Implicit filtering is a form of the gradient projection method of Bertsekas in which the stepsize in a difference approximation of the gradient is changed as the iteration progresses. In this way the algorithm is able to avoid certain types of local minima and in some cases find accurate approximations to the global minimum. The algorithm is particularly effective in avoiding local minima that are caused by highfrequency lowamplitude terms in the objective function. In this report we will discuss the algorithm and its theoretical properties. We will also present applications for modeling of subsurface contaminant transport and highfield magnet design.
Users' Guide
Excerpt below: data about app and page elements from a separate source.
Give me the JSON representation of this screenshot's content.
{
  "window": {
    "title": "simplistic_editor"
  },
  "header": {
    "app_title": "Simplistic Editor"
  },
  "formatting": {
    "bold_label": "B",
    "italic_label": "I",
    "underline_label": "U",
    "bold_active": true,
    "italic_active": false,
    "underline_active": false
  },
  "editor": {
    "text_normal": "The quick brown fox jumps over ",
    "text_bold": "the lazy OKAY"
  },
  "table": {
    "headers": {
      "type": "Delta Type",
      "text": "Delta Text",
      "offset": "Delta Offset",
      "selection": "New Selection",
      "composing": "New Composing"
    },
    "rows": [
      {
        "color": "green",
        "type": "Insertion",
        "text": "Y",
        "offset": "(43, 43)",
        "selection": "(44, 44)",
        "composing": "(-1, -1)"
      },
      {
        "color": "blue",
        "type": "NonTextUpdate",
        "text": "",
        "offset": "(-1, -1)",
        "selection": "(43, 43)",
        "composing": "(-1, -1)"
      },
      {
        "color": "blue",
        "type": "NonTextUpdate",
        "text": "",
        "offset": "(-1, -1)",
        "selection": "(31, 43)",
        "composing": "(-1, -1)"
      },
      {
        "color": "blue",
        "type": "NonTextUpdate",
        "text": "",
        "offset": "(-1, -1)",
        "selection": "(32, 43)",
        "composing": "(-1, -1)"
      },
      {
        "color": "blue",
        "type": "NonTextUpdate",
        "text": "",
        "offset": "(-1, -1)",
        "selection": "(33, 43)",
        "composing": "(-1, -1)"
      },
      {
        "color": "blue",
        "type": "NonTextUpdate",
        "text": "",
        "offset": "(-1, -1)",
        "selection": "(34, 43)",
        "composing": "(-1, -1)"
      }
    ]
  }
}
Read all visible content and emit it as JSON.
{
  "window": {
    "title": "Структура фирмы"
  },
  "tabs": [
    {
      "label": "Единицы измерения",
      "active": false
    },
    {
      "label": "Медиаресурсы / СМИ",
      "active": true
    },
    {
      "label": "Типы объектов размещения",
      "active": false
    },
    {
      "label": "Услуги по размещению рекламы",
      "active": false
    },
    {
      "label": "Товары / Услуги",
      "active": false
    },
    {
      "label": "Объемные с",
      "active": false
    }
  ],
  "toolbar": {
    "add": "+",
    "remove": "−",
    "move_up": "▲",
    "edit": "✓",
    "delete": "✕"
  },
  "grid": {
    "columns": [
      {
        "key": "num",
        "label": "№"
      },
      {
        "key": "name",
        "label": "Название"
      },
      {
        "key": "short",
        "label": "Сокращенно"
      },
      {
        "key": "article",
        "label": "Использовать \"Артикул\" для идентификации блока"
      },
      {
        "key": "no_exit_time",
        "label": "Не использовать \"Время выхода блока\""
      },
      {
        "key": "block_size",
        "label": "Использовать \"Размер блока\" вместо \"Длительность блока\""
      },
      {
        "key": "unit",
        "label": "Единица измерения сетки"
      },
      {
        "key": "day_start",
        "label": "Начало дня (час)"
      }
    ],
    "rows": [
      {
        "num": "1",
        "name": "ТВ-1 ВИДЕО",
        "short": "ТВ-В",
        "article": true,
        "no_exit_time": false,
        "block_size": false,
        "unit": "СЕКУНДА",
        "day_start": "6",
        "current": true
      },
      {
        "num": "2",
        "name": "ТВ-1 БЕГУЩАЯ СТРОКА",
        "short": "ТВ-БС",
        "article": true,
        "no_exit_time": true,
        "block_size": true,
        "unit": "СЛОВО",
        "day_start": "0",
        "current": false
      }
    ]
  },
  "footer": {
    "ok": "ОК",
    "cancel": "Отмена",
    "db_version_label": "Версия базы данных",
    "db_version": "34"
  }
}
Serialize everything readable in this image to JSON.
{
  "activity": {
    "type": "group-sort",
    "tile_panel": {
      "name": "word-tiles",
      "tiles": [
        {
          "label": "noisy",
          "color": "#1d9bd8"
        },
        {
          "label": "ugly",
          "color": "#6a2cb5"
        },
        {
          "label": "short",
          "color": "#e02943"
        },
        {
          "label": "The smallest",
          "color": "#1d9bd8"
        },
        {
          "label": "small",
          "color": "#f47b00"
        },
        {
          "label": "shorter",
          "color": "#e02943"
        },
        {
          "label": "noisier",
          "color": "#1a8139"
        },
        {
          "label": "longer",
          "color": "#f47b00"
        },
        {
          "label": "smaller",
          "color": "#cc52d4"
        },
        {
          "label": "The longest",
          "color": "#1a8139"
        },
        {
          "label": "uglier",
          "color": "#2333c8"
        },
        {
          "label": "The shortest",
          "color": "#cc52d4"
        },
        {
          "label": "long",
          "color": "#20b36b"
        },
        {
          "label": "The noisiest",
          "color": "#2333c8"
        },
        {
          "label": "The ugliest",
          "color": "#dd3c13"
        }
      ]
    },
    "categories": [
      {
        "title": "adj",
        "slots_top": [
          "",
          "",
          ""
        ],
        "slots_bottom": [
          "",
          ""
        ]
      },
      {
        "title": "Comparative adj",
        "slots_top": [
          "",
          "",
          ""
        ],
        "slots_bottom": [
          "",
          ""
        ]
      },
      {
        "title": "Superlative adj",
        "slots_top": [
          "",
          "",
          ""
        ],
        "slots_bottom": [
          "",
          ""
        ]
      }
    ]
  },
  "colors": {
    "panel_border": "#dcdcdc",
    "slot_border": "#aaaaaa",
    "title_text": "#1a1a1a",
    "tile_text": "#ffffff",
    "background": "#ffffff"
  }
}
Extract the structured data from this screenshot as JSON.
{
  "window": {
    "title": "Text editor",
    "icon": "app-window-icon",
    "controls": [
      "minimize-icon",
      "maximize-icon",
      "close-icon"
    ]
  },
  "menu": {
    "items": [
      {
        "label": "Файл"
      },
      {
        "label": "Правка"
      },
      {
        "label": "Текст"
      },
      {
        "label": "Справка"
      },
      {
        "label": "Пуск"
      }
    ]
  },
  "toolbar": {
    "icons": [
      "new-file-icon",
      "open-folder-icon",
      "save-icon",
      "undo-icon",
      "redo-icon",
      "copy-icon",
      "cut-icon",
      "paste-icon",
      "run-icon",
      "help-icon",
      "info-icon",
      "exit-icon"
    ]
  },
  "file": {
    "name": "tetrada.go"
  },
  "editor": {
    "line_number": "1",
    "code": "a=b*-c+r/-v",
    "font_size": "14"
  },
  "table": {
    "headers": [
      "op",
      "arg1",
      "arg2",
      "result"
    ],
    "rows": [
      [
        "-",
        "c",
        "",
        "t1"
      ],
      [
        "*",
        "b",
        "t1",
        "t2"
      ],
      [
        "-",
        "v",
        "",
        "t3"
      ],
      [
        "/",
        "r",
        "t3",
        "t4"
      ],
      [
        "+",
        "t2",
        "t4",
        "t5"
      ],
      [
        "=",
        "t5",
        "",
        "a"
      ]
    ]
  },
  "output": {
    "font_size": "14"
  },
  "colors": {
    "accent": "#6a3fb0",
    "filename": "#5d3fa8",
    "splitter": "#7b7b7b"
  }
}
"... Contents 1 Introduction to IFFCO 2 2 Using IFFCO 5 2.1 Calling IFFCO : : : : : : : : : : : : : : : : : : : : : : : : : : 5 2.2 Selecting Values for Arguments : : : : : : : : : : : : : : : : : 8 2.3 Troubleshooting : : : : : : : : : : : : : : : : : : : : : : : : : : 11 2.3.1 Failure in the Line Sear ..."
Abstract
 Add to MetaCart
Contents 1 Introduction to IFFCO 2 2 Using IFFCO 5 2.1 Calling IFFCO : : : : : : : : : : : : : : : : : : : : : : : : : : 5 2.2 Selecting Values for Arguments : : : : : : : : : : : : : : : : : 8 2.3 Troubleshooting : : : : : : : : : : : : : : : : : : : : : : : : : : 11 2.3.1 Failure in the Line Search : : : : : : : : : : : : : : : : 11 2.3.2 Poor Answers : : : : : : : : : : : : : : : : : : : : : : : 13 3 Algorithm Description 15 3.1 Overview : : : : : : : : : : : : : : : : : : : : : : : : : : : : : : 15 3.2 Algorithm Outline : : : : : : : : : : : : : : : : : : : : : : : : 16 Chapter 1 Introduction to IFFCO IFFCO (Implicit Filtering for Constrained Optimization) is an algorithm for optimizing functions with multiple minima. IFFCO is designed to solve problems subject to simple box constraints. The mathematical description of these p
Preface
"... Copyright ©1999 by the Society for Industrial and Applied Mathematics. This electronic version is for personal use and may not be duplicated or distributed. ..."
Abstract
 Add to MetaCart
Copyright ©1999 by the Society for Industrial and Applied Mathematics. This electronic version is for personal use and may not be duplicated or distributed.